Draw Of The Macaw

The flagship species for conserving the Peruvian Amazon

I switch on my headlamp and enter the dark forest. Our trio walks through the Peruvian Amazon in silence, out of respect for our surroundings and also because it’s not yet 5 o’clock in the morning. By the time we reach the forest’s edge overlooking the Tambopata River, the day has cracked its pre-dawn window. We travel a short distance by boat to reach the Colorado clay lick, a section of eroded riverbank about 100 feet high by 1,600 feet long.

Blue-and-yellow macaws, Tambopata National Reserve, Peru.

We’re not the first to arrive. Several dozen mealy parrots chatter and flutter in a nearby tree as five scarlet macaws fly overhead in perfect formation. A pair of blue-and-yellow macaws glides past, flashing their gold underwings in the first glint of sun. More birds stream in from all directions. Squawks and screeches fill the air while the trees are aglow with the brilliant feathers of at least 200 tropical birds. A group of red-and-green macaws begins to circle above the clay lick, and a few swoop down to land on the red wall of soil. This is the signal all the birds have been waiting for—that it’s safe to be on the exposed riverbank. Mobbing the lick, they devour beakfuls of soil. Then, a shriek pierces the din, spooking the birds off the wall in a colorful eruption of feathers. Some wheel overhead and return. Soon, all of the birds disperse and the forest goes quiet.

While clay lick use is well documented in southeast Peru, there is still debate over why the birds eat soil. Researchers with the Tambopata Macaw Project have been studying the biology and ecology of macaws in the Tambopata region since 1989. They have documented evidence that clay in soil can reduce the absorption of dietary toxins found in the seeds that the birds eat. Clay licks also provide an important source of scarce sodium, and the birds use them most during nesting season, when they feed soil to their chicks.

Throughout most of tropical America, the large macaw species have experienced major population declines due to habitat loss from logging, mining and agriculture, as well as hunting and collecting for the pet trade. Compounding these causes is the naturally low reproduction rates of macaws. The large macaw species depend on old trees of sufficient size that harbor cavities big and dry enough to successfully nest. Suitable trees are naturally in short supply, and logging and pet collecting activities have reduced their numbers further. To address this issue, researchers with the Tambopata Macaw Project are developing techniques to boost the reproductive success of the birds. They are also continuing to study clay lick use, track macaw movements and evaluate tourism as a means of protecting the birds and their habitat.
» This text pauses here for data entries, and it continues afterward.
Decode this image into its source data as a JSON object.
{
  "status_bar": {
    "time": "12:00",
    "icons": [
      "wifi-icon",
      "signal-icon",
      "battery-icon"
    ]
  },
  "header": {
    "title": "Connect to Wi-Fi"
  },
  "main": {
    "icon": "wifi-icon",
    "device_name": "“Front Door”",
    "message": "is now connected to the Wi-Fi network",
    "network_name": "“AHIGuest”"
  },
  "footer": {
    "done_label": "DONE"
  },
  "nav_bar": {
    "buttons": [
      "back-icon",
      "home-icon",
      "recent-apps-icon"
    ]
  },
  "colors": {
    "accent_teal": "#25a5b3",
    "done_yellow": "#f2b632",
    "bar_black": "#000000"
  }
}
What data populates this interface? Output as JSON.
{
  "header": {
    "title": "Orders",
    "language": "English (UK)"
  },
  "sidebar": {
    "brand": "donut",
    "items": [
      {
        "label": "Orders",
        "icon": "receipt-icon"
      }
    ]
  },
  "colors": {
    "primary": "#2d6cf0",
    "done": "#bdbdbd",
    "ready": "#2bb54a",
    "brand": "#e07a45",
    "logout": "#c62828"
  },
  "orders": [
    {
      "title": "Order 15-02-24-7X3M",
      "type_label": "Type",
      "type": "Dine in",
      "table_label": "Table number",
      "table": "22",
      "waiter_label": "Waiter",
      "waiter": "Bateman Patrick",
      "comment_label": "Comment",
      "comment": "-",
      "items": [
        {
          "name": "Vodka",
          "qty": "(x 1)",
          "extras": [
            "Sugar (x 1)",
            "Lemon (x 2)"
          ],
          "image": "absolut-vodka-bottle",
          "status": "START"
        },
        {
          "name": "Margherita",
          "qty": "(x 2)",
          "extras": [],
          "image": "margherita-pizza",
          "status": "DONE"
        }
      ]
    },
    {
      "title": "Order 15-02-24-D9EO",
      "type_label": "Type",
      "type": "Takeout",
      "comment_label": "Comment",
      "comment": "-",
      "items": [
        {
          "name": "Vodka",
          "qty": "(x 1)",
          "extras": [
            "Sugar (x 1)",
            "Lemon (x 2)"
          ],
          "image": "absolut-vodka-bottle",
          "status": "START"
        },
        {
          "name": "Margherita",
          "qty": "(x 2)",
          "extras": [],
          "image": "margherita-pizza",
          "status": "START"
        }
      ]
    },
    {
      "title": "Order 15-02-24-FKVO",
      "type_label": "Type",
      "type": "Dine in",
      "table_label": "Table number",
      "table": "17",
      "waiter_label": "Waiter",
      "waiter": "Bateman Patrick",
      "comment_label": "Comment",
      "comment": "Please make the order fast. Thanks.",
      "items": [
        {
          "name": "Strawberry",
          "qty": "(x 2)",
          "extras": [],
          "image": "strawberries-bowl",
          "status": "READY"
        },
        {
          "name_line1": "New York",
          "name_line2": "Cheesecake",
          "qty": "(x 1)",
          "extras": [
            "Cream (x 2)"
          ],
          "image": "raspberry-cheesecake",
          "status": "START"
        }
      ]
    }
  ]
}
The Tambopata Research Center is the base for the Macaw Project. It also serves as an ecotourism lodge where visitors experience some of Peru’s best wildlife diversity. The center is located in the Tambopata National Reserve, a 680,000-acre conservation unit adjacent to the 2.5 million-acre Bahuaja-Sonene National Park. The combined area protects some of the last untouched lowland and premontane tropical humid forests in the Amazon Basin and is home to more than 600 bird species, 100 mammal species, 1,000 butterfly species and 10,000 species of plants. For visitors, the big draw is the macaw. Here, it’s possible to see more than a dozen parrot species, including five or more macaw species. Large, colorful and chatty, the charismatic macaws are flagship species for conservation—if they can thrive, then so can other species that share their habitat.

When I visited the Tambopata Research Center, the forest was full of life—macaws and other birds, monkeys, reptiles, insects and more. And the lodge was full of visitors thrilled to see this unique part of the world. During my stay, a group of Peruvian wildlife guides was conducting a training session to further tracking and identification skills. In their 20s and 30s, the guides were sharp, passionate and dedicated. At lunchtime, I asked a table of guides how they felt about the future of the forest. One man echoed the sentiments of the group when he said, “The forest is our future. Preserving it is what our generation wants.” Just then, a scarlet macaw perched overhead gave a loud shriek and bobbed its head as if to agree.

Inspired by wild lands and their significance to both wildlife and people, Amy Gulick is a firm believer in the power of visual stories to engage, inform and move viewers. Celebrating the wild and the photographers who use their images to raise awareness is at the core of Gulick’s work featured in Outdoor Photographer.